Task description - Lines containing the word "CineCameraActor" are to be copied from the data below.

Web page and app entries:
◆ ◆ ◆ ◆

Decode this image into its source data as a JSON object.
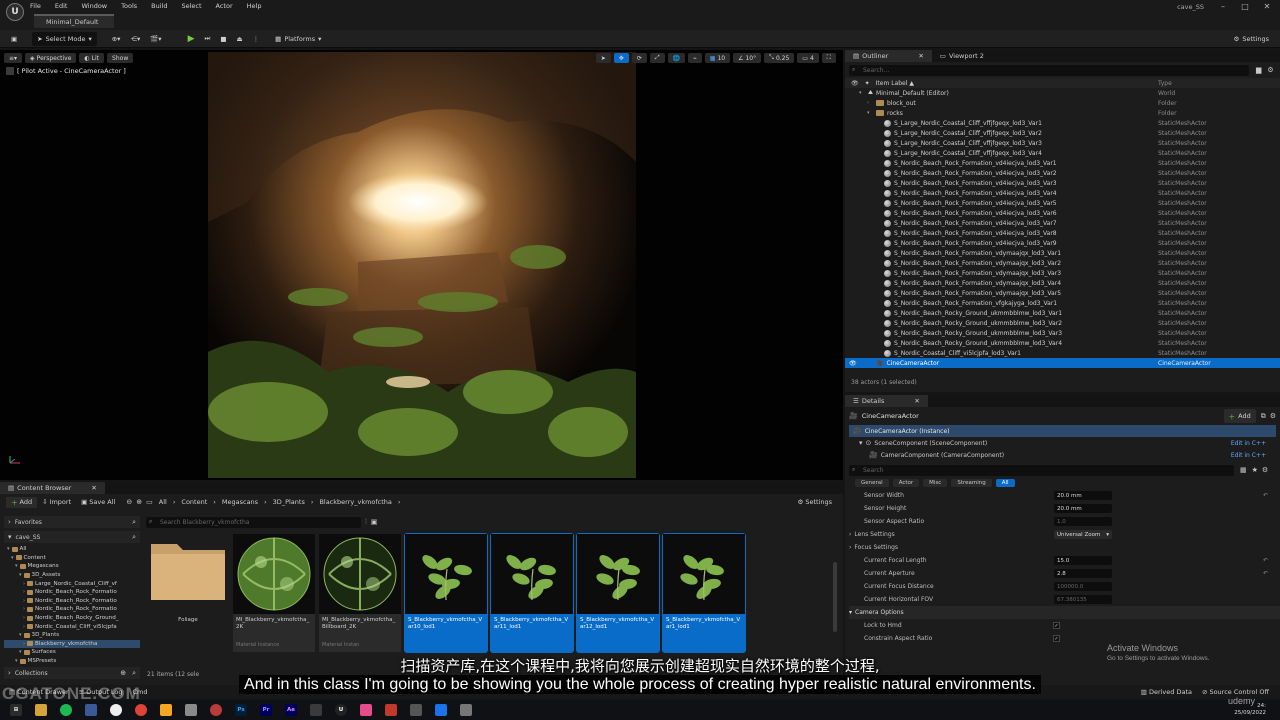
{
  "menu": [
    "File",
    "Edit",
    "Window",
    "Tools",
    "Build",
    "Select",
    "Actor",
    "Help"
  ],
  "doc_tab": "Minimal_Default",
  "window_title": "cave_SS",
  "toolbar": {
    "select_mode": "Select Mode",
    "platforms": "Platforms",
    "settings": "Settings"
  },
  "viewport": {
    "perspective": "Perspective",
    "lit": "Lit",
    "show": "Show",
    "pilot": "[ Pilot Active - CineCameraActor ]",
    "grid": "10",
    "angle": "10°",
    "scale": "0.25",
    "camera_speed": "4"
  },
  "outliner": {
    "tab": "Outliner",
    "tab2": "Viewport 2",
    "search_placeholder": "Search...",
    "col_label": "Item Label ▲",
    "col_type": "Type",
    "rows": [
      {
        "label": "Minimal_Default (Editor)",
        "type": "World",
        "indent": 1,
        "icon": "world"
      },
      {
        "label": "block_out",
        "type": "Folder",
        "indent": 2,
        "icon": "folder"
      },
      {
        "label": "rocks",
        "type": "Folder",
        "indent": 2,
        "icon": "folder"
      },
      {
        "label": "S_Large_Nordic_Coastal_Cliff_vffjfgeqx_lod3_Var1",
        "type": "StaticMeshActor",
        "indent": 3,
        "icon": "mesh"
      },
      {
        "label": "S_Large_Nordic_Coastal_Cliff_vffjfgeqx_lod3_Var2",
        "type": "StaticMeshActor",
        "indent": 3,
        "icon": "mesh"
      },
      {
        "label": "S_Large_Nordic_Coastal_Cliff_vffjfgeqx_lod3_Var3",
        "type": "StaticMeshActor",
        "indent": 3,
        "icon": "mesh"
      },
      {
        "label": "S_Large_Nordic_Coastal_Cliff_vffjfgeqx_lod3_Var4",
        "type": "StaticMeshActor",
        "indent": 3,
        "icon": "mesh"
      },
      {
        "label": "S_Nordic_Beach_Rock_Formation_vd4iecjva_lod3_Var1",
        "type": "StaticMeshActor",
        "indent": 3,
        "icon": "mesh"
      },
      {
        "label": "S_Nordic_Beach_Rock_Formation_vd4iecjva_lod3_Var2",
        "type": "StaticMeshActor",
        "indent": 3,
        "icon": "mesh"
      },
      {
        "label": "S_Nordic_Beach_Rock_Formation_vd4iecjva_lod3_Var3",
        "type": "StaticMeshActor",
        "indent": 3,
        "icon": "mesh"
      },
      {
        "label": "S_Nordic_Beach_Rock_Formation_vd4iecjva_lod3_Var4",
        "type": "StaticMeshActor",
        "indent": 3,
        "icon": "mesh"
      },
      {
        "label": "S_Nordic_Beach_Rock_Formation_vd4iecjva_lod3_Var5",
        "type": "StaticMeshActor",
        "indent": 3,
        "icon": "mesh"
      },
      {
        "label": "S_Nordic_Beach_Rock_Formation_vd4iecjva_lod3_Var6",
        "type": "StaticMeshActor",
        "indent": 3,
        "icon": "mesh"
      },
      {
        "label": "S_Nordic_Beach_Rock_Formation_vd4iecjva_lod3_Var7",
        "type": "StaticMeshActor",
        "indent": 3,
        "icon": "mesh"
      },
      {
        "label": "S_Nordic_Beach_Rock_Formation_vd4iecjva_lod3_Var8",
        "type": "StaticMeshActor",
        "indent": 3,
        "icon": "mesh"
      },
      {
        "label": "S_Nordic_Beach_Rock_Formation_vd4iecjva_lod3_Var9",
        "type": "StaticMeshActor",
        "indent": 3,
        "icon": "mesh"
      },
      {
        "label": "S_Nordic_Beach_Rock_Formation_vdymaajqx_lod3_Var1",
        "type": "StaticMeshActor",
        "indent": 3,
        "icon": "mesh"
      },
      {
        "label": "S_Nordic_Beach_Rock_Formation_vdymaajqx_lod3_Var2",
        "type": "StaticMeshActor",
        "indent": 3,
        "icon": "mesh"
      },
      {
        "label": "S_Nordic_Beach_Rock_Formation_vdymaajqx_lod3_Var3",
        "type": "StaticMeshActor",
        "indent": 3,
        "icon": "mesh"
      },
      {
        "label": "S_Nordic_Beach_Rock_Formation_vdymaajqx_lod3_Var4",
        "type": "StaticMeshActor",
        "indent": 3,
        "icon": "mesh"
      },
      {
        "label": "S_Nordic_Beach_Rock_Formation_vdymaajqx_lod3_Var5",
        "type": "StaticMeshActor",
        "indent": 3,
        "icon": "mesh"
      },
      {
        "label": "S_Nordic_Beach_Rock_Formation_vfgkajyga_lod3_Var1",
        "type": "StaticMeshActor",
        "indent": 3,
        "icon": "mesh"
      },
      {
        "label": "S_Nordic_Beach_Rocky_Ground_ukmmbblmw_lod3_Var1",
        "type": "StaticMeshActor",
        "indent": 3,
        "icon": "mesh"
      },
      {
        "label": "S_Nordic_Beach_Rocky_Ground_ukmmbblmw_lod3_Var2",
        "type": "StaticMeshActor",
        "indent": 3,
        "icon": "mesh"
      },
      {
        "label": "S_Nordic_Beach_Rocky_Ground_ukmmbblmw_lod3_Var3",
        "type": "StaticMeshActor",
        "indent": 3,
        "icon": "mesh"
      },
      {
        "label": "S_Nordic_Beach_Rocky_Ground_ukmmbblmw_lod3_Var4",
        "type": "StaticMeshActor",
        "indent": 3,
        "icon": "mesh"
      },
      {
        "label": "S_Nordic_Coastal_Cliff_vi5lcjpfa_lod3_Var1",
        "type": "StaticMeshActor",
        "indent": 3,
        "icon": "mesh"
      },
      {
        "label": "CineCameraActor",
        "type": "CineCameraActor",
        "indent": 2,
        "icon": "camera",
        "selected": true
      }
    ],
    "footer": "38 actors (1 selected)"
  },
  "details": {
    "tab": "Details",
    "actor_name": "CineCameraActor",
    "add_label": "Add",
    "instance": "CineCameraActor (Instance)",
    "scene_component": "SceneComponent (SceneComponent)",
    "camera_component": "CameraComponent (CameraComponent)",
    "edit_cpp": "Edit in C++",
    "search_placeholder": "Search",
    "filters": [
      "General",
      "Actor",
      "Misc",
      "Streaming",
      "All"
    ],
    "rows": [
      {
        "label": "Sensor Width",
        "value": "20.0 mm",
        "kind": "value"
      },
      {
        "label": "Sensor Height",
        "value": "20.0 mm",
        "kind": "value"
      },
      {
        "label": "Sensor Aspect Ratio",
        "value": "1.0",
        "kind": "dim"
      },
      {
        "label": "Lens Settings",
        "value": "Universal Zoom",
        "kind": "dropdown",
        "section": true
      },
      {
        "label": "Focus Settings",
        "value": "",
        "kind": "none",
        "section": true
      },
      {
        "label": "Current Focal Length",
        "value": "15.0",
        "kind": "value"
      },
      {
        "label": "Current Aperture",
        "value": "2.8",
        "kind": "value"
      },
      {
        "label": "Current Focus Distance",
        "value": "100000.0",
        "kind": "dim"
      },
      {
        "label": "Current Horizontal FOV",
        "value": "67.380135",
        "kind": "dim"
      },
      {
        "label": "Camera Options",
        "value": "",
        "kind": "header"
      },
      {
        "label": "Lock to Hmd",
        "value": "",
        "kind": "check"
      },
      {
        "label": "Constrain Aspect Ratio",
        "value": "",
        "kind": "check"
      }
    ]
  },
  "content_browser": {
    "tab": "Content Browser",
    "add_label": "Add",
    "import_label": "Import",
    "save_all_label": "Save All",
    "settings_label": "Settings",
    "breadcrumb": [
      "All",
      "Content",
      "Megascans",
      "3D_Plants",
      "Blackberry_vkmofctha"
    ],
    "favorites": "Favorites",
    "project": "cave_SS",
    "search_placeholder": "Search Blackberry_vkmofctha",
    "tree": [
      {
        "label": "All",
        "indent": 0
      },
      {
        "label": "Content",
        "indent": 1
      },
      {
        "label": "Megascans",
        "indent": 2
      },
      {
        "label": "3D_Assets",
        "indent": 3
      },
      {
        "label": "Large_Nordic_Coastal_Cliff_vf",
        "indent": 4
      },
      {
        "label": "Nordic_Beach_Rock_Formatio",
        "indent": 4
      },
      {
        "label": "Nordic_Beach_Rock_Formatio",
        "indent": 4
      },
      {
        "label": "Nordic_Beach_Rock_Formatio",
        "indent": 4
      },
      {
        "label": "Nordic_Beach_Rocky_Ground_",
        "indent": 4
      },
      {
        "label": "Nordic_Coastal_Cliff_vi5lcjpfa",
        "indent": 4
      },
      {
        "label": "3D_Plants",
        "indent": 3
      },
      {
        "label": "Blackberry_vkmofctha",
        "indent": 4,
        "selected": true
      },
      {
        "label": "Surfaces",
        "indent": 3
      },
      {
        "label": "MSPresets",
        "indent": 2
      },
      {
        "label": "StarterContent",
        "indent": 2
      }
    ],
    "collections": "Collections",
    "items_count": "21 items (12 sele",
    "tiles": [
      {
        "label": "Foliage",
        "sub": "",
        "kind": "folder"
      },
      {
        "label": "MI_Blackberry_vkmofctha_2K",
        "sub": "Material Instance",
        "kind": "mat"
      },
      {
        "label": "MI_Blackberry_vkmofctha_Billboard_2K",
        "sub": "Material Instan",
        "kind": "mat2"
      },
      {
        "label": "S_Blackberry_vkmofctha_Var10_lod1",
        "sub": "",
        "kind": "plant",
        "selected": true
      },
      {
        "label": "S_Blackberry_vkmofctha_Var11_lod1",
        "sub": "",
        "kind": "plant",
        "selected": true
      },
      {
        "label": "S_Blackberry_vkmofctha_Var12_lod1",
        "sub": "",
        "kind": "plant",
        "selected": true
      },
      {
        "label": "S_Blackberry_vkmofctha_Var1_lod1",
        "sub": "",
        "kind": "plant",
        "selected": true
      }
    ]
  },
  "status": {
    "content_drawer": "Content Drawer",
    "output_log": "Output Log",
    "cmd": "Cmd",
    "derived_data": "Derived Data",
    "source_control": "Source Control Off"
  },
  "taskbar": {
    "time": "24:",
    "date": "25/09/2022"
  },
  "subtitles": {
    "cn": "扫描资产库,在这个课程中,我将向您展示创建超现实自然环境的整个过程,",
    "en": "And in this class I'm going to be showing you the whole process of creating hyper realistic natural environments."
  },
  "watermark": "CGATONE.COM",
  "activate_windows": {
    "title": "Activate Windows",
    "sub": "Go to Settings to activate Windows."
  },
  "brand_udemy": "udemy"
}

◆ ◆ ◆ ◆

Task result -
    "pilot": "[ Pilot Active - CineCameraActor ]",
        "label": "CineCameraActor",
        "type": "CineCameraActor",
    "actor_name": "CineCameraActor",
    "instance": "CineCameraActor (Instance)",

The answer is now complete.